Task to carry out: Your task is to print all of the data below exactly, with no pictures included.

Data excerpts:

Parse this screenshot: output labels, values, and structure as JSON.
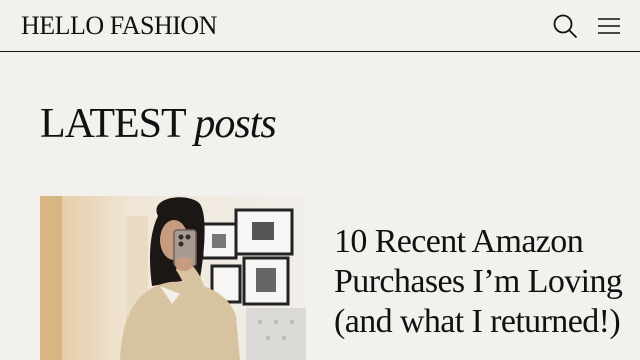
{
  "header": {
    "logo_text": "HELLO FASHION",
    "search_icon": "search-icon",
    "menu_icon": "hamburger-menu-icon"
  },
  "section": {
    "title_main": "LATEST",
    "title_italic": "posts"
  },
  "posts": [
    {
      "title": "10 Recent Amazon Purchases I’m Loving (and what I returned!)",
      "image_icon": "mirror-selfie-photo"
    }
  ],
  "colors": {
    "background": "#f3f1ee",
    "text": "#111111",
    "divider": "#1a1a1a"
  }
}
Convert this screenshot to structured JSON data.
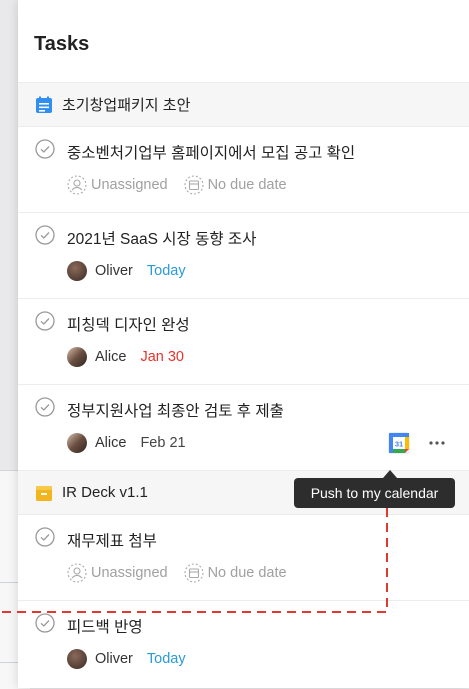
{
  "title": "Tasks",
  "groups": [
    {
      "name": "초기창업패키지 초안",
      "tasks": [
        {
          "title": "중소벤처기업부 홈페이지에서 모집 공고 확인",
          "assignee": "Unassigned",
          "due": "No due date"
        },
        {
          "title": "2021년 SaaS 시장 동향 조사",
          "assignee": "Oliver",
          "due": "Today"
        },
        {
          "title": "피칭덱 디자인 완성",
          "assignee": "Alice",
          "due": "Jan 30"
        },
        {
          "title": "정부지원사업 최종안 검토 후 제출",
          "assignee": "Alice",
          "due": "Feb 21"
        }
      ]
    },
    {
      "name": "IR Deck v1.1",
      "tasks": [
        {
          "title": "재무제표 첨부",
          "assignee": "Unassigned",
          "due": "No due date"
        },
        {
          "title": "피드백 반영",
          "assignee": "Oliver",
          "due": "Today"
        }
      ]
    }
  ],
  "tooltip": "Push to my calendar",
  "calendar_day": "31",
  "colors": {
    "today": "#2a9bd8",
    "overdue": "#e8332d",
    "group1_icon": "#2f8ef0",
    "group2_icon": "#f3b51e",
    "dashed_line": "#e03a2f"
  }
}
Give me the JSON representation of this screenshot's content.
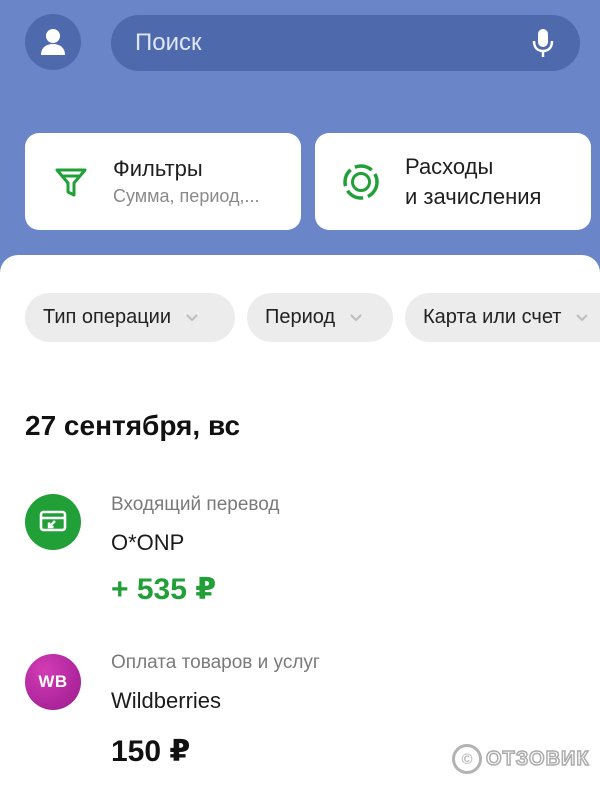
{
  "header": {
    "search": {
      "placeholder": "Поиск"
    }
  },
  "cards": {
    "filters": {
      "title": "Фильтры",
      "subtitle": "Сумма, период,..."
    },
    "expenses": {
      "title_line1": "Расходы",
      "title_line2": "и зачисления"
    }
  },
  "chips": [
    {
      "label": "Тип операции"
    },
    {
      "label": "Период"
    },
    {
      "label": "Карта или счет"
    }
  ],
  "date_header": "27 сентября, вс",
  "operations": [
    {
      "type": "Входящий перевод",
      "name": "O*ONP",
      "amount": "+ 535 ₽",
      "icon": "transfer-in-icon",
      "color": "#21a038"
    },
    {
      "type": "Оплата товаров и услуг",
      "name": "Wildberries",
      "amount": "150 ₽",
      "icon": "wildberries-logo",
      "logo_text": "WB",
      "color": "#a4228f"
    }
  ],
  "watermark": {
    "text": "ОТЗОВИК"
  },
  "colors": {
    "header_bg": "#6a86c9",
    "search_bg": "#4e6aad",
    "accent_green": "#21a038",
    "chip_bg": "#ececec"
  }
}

Expected output:
Parse this screenshot: output labels, values, and structure as JSON.
{
  "header": {
    "logo_text": "HELLO FASHION",
    "search_icon": "search-icon",
    "menu_icon": "hamburger-menu-icon"
  },
  "section": {
    "title_main": "LATEST",
    "title_italic": "posts"
  },
  "posts": [
    {
      "title": "10 Recent Amazon Purchases I’m Loving (and what I returned!)",
      "image_icon": "mirror-selfie-photo"
    }
  ],
  "colors": {
    "background": "#f3f1ee",
    "text": "#111111",
    "divider": "#1a1a1a"
  }
}
Convert this screenshot to structured JSON data.
{
  "title": "Tasks",
  "groups": [
    {
      "name": "초기창업패키지 초안",
      "tasks": [
        {
          "title": "중소벤처기업부 홈페이지에서 모집 공고 확인",
          "assignee": "Unassigned",
          "due": "No due date"
        },
        {
          "title": "2021년 SaaS 시장 동향 조사",
          "assignee": "Oliver",
          "due": "Today"
        },
        {
          "title": "피칭덱 디자인 완성",
          "assignee": "Alice",
          "due": "Jan 30"
        },
        {
          "title": "정부지원사업 최종안 검토 후 제출",
          "assignee": "Alice",
          "due": "Feb 21"
        }
      ]
    },
    {
      "name": "IR Deck v1.1",
      "tasks": [
        {
          "title": "재무제표 첨부",
          "assignee": "Unassigned",
          "due": "No due date"
        },
        {
          "title": "피드백 반영",
          "assignee": "Oliver",
          "due": "Today"
        }
      ]
    }
  ],
  "tooltip": "Push to my calendar",
  "calendar_day": "31",
  "colors": {
    "today": "#2a9bd8",
    "overdue": "#e8332d",
    "group1_icon": "#2f8ef0",
    "group2_icon": "#f3b51e",
    "dashed_line": "#e03a2f"
  }
}
Give me the JSON representation of this screenshot's content.
{
  "header": {
    "search": {
      "placeholder": "Поиск"
    }
  },
  "cards": {
    "filters": {
      "title": "Фильтры",
      "subtitle": "Сумма, период,..."
    },
    "expenses": {
      "title_line1": "Расходы",
      "title_line2": "и зачисления"
    }
  },
  "chips": [
    {
      "label": "Тип операции"
    },
    {
      "label": "Период"
    },
    {
      "label": "Карта или счет"
    }
  ],
  "date_header": "27 сентября, вс",
  "operations": [
    {
      "type": "Входящий перевод",
      "name": "O*ONP",
      "amount": "+ 535 ₽",
      "icon": "transfer-in-icon",
      "color": "#21a038"
    },
    {
      "type": "Оплата товаров и услуг",
      "name": "Wildberries",
      "amount": "150 ₽",
      "icon": "wildberries-logo",
      "logo_text": "WB",
      "color": "#a4228f"
    }
  ],
  "watermark": {
    "text": "ОТЗОВИК"
  },
  "colors": {
    "header_bg": "#6a86c9",
    "search_bg": "#4e6aad",
    "accent_green": "#21a038",
    "chip_bg": "#ececec"
  }
}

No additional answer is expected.